Data records:
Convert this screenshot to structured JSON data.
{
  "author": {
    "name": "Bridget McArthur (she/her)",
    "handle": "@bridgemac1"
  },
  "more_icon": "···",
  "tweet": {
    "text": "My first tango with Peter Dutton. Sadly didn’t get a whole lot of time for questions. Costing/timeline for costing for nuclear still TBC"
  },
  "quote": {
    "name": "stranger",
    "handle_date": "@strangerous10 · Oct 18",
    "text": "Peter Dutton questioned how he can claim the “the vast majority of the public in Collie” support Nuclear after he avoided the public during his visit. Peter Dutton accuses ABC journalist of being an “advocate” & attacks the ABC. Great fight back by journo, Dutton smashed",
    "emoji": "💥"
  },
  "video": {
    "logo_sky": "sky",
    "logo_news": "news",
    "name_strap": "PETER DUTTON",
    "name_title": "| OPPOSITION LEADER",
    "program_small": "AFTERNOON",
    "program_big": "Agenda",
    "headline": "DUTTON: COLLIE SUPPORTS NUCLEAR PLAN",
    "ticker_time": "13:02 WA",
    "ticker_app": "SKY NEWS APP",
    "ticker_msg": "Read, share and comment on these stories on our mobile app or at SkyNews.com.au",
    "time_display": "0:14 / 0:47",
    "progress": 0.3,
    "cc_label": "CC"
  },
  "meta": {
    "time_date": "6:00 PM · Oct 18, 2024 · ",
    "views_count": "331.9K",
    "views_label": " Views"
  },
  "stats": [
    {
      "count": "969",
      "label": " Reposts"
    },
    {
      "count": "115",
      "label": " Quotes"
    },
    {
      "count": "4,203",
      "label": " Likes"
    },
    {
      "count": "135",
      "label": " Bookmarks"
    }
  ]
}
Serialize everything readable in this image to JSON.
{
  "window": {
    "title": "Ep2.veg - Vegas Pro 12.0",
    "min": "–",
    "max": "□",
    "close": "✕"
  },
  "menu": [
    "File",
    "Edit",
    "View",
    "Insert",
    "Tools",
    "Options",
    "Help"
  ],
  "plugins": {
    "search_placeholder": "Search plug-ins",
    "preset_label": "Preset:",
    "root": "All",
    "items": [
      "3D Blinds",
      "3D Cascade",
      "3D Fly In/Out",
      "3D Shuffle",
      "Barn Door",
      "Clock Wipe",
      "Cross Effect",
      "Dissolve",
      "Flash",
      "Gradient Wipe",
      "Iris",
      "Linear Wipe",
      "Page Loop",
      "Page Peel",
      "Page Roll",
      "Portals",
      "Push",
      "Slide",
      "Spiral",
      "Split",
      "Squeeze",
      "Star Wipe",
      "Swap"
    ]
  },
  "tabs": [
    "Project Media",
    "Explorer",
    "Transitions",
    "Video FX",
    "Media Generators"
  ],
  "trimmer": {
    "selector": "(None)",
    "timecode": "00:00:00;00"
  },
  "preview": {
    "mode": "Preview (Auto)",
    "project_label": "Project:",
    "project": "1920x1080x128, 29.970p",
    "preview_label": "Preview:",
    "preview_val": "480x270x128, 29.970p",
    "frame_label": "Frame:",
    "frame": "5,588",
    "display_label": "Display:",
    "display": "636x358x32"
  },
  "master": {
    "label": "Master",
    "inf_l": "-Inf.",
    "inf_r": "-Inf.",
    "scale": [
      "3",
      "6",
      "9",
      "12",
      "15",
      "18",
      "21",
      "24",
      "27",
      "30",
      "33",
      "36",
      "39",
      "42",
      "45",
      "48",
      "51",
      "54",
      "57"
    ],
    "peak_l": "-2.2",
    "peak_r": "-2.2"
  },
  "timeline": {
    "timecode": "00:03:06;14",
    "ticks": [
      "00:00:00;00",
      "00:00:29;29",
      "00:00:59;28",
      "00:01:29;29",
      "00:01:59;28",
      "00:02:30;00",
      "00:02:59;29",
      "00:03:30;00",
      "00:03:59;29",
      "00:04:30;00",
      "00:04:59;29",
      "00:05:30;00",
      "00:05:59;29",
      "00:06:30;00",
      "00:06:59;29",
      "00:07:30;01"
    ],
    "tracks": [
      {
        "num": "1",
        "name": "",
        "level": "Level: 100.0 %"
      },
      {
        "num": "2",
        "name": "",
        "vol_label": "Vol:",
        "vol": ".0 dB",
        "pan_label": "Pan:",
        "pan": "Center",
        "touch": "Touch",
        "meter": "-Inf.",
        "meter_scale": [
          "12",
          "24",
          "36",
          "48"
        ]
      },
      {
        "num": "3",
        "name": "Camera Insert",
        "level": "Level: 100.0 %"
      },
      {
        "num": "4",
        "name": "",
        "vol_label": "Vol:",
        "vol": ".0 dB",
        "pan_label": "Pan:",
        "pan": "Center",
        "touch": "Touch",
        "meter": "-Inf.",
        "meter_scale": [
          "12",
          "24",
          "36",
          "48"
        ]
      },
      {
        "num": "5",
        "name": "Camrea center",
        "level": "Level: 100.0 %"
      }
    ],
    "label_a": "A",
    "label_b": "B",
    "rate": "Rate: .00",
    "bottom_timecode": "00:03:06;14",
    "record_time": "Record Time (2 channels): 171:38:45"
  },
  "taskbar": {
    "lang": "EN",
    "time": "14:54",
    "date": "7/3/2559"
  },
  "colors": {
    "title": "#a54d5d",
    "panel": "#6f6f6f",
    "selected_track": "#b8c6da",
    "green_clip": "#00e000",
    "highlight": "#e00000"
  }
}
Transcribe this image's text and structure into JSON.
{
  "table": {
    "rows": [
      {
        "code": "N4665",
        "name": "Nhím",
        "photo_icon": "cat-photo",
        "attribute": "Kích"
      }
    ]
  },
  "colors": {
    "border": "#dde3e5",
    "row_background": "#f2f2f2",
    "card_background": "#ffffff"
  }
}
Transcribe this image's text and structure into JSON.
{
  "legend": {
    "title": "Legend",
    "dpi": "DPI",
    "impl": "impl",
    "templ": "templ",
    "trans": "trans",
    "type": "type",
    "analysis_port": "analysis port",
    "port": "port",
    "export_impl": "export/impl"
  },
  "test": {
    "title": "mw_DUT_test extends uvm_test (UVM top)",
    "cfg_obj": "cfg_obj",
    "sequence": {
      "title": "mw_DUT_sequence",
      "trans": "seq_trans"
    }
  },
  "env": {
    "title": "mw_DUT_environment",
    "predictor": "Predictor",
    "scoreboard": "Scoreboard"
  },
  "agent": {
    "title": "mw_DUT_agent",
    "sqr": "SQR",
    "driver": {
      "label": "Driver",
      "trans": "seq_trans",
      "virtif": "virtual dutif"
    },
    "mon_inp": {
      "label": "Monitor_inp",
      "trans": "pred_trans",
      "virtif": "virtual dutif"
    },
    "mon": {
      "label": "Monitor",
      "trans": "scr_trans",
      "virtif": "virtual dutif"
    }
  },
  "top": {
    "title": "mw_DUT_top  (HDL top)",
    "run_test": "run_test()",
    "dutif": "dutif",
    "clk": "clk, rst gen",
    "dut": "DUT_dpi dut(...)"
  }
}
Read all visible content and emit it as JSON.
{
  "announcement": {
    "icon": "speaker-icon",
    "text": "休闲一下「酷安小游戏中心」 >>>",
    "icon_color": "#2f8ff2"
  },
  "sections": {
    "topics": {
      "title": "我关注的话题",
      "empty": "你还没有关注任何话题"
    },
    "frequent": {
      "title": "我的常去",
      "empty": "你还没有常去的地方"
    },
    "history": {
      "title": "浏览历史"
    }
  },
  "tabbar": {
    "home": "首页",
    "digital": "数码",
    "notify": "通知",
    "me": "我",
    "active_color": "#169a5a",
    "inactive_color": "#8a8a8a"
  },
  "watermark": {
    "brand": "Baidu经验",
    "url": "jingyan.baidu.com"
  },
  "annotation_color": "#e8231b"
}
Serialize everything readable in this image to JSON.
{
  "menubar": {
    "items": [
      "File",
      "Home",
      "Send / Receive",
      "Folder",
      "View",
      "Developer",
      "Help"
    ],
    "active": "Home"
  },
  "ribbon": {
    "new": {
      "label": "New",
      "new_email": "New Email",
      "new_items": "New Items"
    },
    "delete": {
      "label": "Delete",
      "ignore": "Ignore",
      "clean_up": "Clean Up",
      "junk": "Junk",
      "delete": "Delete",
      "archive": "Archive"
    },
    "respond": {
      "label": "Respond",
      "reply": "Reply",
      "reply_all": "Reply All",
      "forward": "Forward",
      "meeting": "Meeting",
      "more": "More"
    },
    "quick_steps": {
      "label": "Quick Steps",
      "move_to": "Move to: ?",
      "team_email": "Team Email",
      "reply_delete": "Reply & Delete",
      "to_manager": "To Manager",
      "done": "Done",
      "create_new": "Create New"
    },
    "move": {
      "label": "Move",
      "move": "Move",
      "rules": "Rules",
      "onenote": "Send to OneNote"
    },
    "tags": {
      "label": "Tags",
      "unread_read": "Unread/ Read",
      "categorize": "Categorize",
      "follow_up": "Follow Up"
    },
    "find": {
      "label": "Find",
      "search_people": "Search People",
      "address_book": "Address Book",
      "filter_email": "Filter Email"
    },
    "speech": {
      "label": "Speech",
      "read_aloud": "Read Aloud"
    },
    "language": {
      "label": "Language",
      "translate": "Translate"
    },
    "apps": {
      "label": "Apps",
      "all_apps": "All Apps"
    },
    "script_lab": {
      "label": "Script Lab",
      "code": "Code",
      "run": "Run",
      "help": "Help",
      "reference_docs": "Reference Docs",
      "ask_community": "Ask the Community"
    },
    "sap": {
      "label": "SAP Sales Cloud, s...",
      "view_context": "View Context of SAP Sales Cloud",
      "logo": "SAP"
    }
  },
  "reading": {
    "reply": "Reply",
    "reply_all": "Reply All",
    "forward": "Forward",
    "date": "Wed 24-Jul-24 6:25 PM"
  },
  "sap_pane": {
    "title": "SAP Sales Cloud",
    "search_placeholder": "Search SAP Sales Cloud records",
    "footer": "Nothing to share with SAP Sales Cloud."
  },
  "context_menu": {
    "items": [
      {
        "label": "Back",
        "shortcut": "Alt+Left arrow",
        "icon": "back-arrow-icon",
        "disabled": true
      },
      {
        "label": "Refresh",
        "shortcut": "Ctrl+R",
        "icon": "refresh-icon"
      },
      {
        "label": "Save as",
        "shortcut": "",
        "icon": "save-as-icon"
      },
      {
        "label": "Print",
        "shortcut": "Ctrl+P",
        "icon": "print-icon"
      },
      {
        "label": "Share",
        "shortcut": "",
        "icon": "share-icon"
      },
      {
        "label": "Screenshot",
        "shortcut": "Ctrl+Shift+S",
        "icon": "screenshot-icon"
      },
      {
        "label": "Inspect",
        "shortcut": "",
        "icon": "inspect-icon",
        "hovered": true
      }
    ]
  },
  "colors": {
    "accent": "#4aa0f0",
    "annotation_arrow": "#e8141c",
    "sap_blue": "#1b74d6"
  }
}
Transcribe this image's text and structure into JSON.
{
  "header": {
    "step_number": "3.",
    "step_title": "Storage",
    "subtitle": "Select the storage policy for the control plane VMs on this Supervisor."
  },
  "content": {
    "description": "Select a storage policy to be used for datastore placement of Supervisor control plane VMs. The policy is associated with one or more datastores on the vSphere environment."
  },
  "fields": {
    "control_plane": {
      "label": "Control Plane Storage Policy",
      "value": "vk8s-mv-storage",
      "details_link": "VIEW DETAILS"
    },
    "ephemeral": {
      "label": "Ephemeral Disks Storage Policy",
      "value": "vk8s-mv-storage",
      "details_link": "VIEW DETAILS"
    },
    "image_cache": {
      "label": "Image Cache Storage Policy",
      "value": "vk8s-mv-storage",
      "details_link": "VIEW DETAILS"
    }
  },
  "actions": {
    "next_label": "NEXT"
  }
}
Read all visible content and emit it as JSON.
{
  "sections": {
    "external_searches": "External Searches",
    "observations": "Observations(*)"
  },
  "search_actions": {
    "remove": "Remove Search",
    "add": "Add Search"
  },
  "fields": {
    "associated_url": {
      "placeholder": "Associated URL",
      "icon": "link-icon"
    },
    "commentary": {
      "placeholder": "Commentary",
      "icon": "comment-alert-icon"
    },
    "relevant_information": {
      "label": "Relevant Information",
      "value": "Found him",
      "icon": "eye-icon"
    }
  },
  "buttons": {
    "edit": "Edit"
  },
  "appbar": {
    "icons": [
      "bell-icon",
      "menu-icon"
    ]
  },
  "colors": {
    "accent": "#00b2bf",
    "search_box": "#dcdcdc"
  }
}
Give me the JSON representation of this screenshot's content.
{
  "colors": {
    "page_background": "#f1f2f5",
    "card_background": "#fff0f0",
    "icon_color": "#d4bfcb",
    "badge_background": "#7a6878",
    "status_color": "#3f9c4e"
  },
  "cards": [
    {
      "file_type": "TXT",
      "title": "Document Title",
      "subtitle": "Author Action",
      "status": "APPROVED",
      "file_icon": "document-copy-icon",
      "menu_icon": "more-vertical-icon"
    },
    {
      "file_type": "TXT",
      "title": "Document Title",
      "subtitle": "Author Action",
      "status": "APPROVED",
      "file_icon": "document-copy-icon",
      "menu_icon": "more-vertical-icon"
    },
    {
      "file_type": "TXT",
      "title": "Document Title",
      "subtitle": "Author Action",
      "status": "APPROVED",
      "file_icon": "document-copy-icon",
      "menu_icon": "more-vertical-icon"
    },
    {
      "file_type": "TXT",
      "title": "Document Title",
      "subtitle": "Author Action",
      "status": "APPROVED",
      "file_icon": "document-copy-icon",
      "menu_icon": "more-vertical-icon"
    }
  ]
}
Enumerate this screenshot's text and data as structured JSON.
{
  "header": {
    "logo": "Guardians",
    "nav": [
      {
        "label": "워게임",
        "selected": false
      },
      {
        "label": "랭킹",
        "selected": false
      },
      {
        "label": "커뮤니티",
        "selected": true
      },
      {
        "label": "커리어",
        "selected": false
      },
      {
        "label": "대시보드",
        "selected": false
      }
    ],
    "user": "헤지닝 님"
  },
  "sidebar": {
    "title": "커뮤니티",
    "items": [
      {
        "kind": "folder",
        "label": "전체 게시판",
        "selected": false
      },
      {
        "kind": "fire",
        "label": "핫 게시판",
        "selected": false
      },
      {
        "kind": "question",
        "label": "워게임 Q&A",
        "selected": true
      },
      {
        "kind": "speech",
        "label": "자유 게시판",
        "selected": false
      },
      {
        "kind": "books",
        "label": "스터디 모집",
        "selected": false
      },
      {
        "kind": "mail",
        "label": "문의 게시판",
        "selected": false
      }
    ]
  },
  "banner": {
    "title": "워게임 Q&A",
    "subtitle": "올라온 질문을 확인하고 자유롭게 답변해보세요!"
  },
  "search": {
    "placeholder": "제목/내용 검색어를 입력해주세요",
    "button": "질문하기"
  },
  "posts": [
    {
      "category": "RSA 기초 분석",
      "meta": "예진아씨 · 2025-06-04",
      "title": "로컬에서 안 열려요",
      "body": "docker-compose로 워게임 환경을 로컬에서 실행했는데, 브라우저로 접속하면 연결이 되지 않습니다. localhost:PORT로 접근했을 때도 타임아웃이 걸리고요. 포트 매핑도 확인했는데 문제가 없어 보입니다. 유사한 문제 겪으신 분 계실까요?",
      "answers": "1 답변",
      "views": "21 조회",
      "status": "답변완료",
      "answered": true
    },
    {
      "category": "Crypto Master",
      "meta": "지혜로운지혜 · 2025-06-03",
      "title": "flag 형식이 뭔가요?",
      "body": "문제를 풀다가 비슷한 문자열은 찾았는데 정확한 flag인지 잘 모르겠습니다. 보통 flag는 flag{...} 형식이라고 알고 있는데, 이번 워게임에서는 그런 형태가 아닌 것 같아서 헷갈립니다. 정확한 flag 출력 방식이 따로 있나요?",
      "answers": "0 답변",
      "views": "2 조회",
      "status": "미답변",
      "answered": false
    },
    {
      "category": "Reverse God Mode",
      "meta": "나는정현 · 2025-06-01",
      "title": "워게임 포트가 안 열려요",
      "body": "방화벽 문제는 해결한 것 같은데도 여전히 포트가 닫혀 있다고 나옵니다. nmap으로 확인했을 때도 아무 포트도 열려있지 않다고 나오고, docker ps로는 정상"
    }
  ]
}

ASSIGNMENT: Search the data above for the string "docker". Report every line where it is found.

SOLUTION TO THE PROBLEM:
      "body": "docker-compose로 워게임 환경을 로컬에서 실행했는데, 브라우저로 접속하면 연결이 되지 않습니다. localhost:PORT로 접근했을 때도 타임아웃이 걸리고요. 포트 매핑도 확인했는데 문제가 없어 보입니다. 유사한 문제 겪으신 분 계실까요?",
      "body": "방화벽 문제는 해결한 것 같은데도 여전히 포트가 닫혀 있다고 나옵니다. nmap으로 확인했을 때도 아무 포트도 열려있지 않다고 나오고, docker ps로는 정상"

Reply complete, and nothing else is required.